◆ Data provided ◆
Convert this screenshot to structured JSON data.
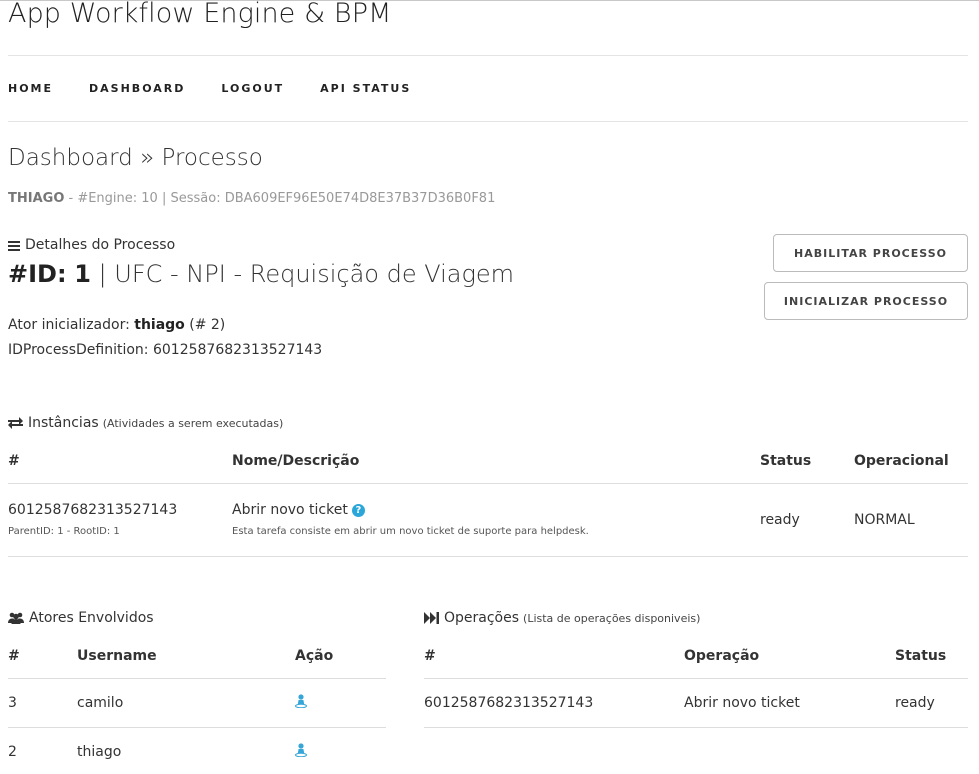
{
  "header": {
    "title": "App Workflow Engine & BPM"
  },
  "nav": {
    "items": [
      "HOME",
      "DASHBOARD",
      "LOGOUT",
      "API STATUS"
    ]
  },
  "page": {
    "title": "Dashboard » Processo",
    "session": {
      "user": "THIAGO",
      "rest": " - #Engine: 10 | Sessão: DBA609EF96E50E74D8E37B37D36B0F81"
    }
  },
  "details": {
    "label": "Detalhes do Processo",
    "id_prefix": "#ID:",
    "id_value": "1",
    "process_name": "| UFC - NPI - Requisição de Viagem",
    "actor_label": "Ator inicializador:",
    "actor_name": "thiago",
    "actor_id": "(# 2)",
    "definition": "IDProcessDefinition: 6012587682313527143",
    "buttons": {
      "enable": "HABILITAR PROCESSO",
      "start": "INICIALIZAR PROCESSO"
    }
  },
  "instances": {
    "label": "Instâncias",
    "sublabel": "(Atividades a serem executadas)",
    "columns": [
      "#",
      "Nome/Descrição",
      "Status",
      "Operacional"
    ],
    "rows": [
      {
        "id": "6012587682313527143",
        "parent": "ParentID: 1 - RootID: 1",
        "name": "Abrir novo ticket",
        "help": "?",
        "description": "Esta tarefa consiste em abrir um novo ticket de suporte para helpdesk.",
        "status": "ready",
        "operational": "NORMAL"
      }
    ]
  },
  "actors": {
    "label": "Atores Envolvidos",
    "columns": [
      "#",
      "Username",
      "Ação"
    ],
    "rows": [
      {
        "id": "3",
        "username": "camilo",
        "action_icon": "user-icon"
      },
      {
        "id": "2",
        "username": "thiago",
        "action_icon": "user-icon"
      }
    ]
  },
  "operations": {
    "label": "Operações",
    "sublabel": "(Lista de operações disponiveis)",
    "columns": [
      "#",
      "Operação",
      "Status"
    ],
    "rows": [
      {
        "id": "6012587682313527143",
        "operation": "Abrir novo ticket",
        "status": "ready"
      }
    ]
  },
  "colors": {
    "accent": "#2aa6d8",
    "divider": "#e4e4e4"
  }
}
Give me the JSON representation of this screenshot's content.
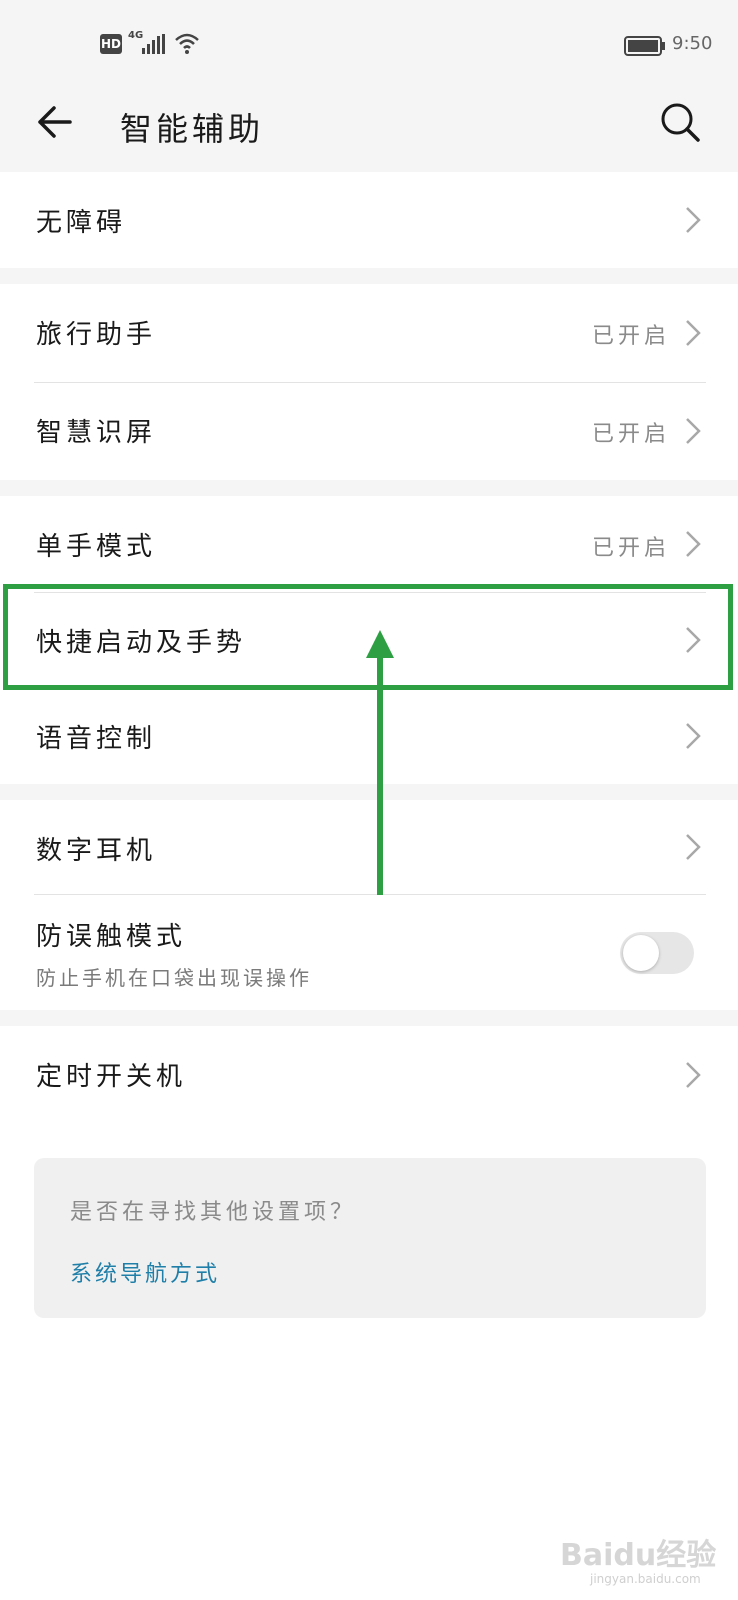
{
  "status_bar": {
    "hd": "HD",
    "network": "4G",
    "time": "9:50"
  },
  "header": {
    "title": "智能辅助",
    "back_icon": "arrow-left-icon",
    "search_icon": "search-icon"
  },
  "groups": [
    {
      "items": [
        {
          "label": "无障碍",
          "status": ""
        }
      ]
    },
    {
      "items": [
        {
          "label": "旅行助手",
          "status": "已开启"
        },
        {
          "label": "智慧识屏",
          "status": "已开启"
        }
      ]
    },
    {
      "items": [
        {
          "label": "单手模式",
          "status": "已开启"
        },
        {
          "label": "快捷启动及手势",
          "status": ""
        },
        {
          "label": "语音控制",
          "status": ""
        }
      ]
    },
    {
      "items": [
        {
          "label": "数字耳机",
          "status": ""
        },
        {
          "label": "防误触模式",
          "sublabel": "防止手机在口袋出现误操作",
          "toggle_on": false
        }
      ]
    },
    {
      "items": [
        {
          "label": "定时开关机",
          "status": ""
        }
      ]
    }
  ],
  "suggestion": {
    "question": "是否在寻找其他设置项？",
    "link": "系统导航方式"
  },
  "annotation": {
    "color": "#2ea043"
  },
  "watermark": {
    "text": "Baidu经验",
    "url": "jingyan.baidu.com"
  },
  "colors": {
    "background": "#f5f5f5",
    "card": "#ffffff",
    "link": "#1f7fa8",
    "status_text": "#8a8a8a"
  }
}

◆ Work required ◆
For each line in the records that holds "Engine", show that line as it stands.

◆ Answer ◆
    "title": "App Workflow Engine & BPM"
      "rest": " - #Engine: 10 | Sessão: DBA609EF96E50E74D8E37B37D36B0F81"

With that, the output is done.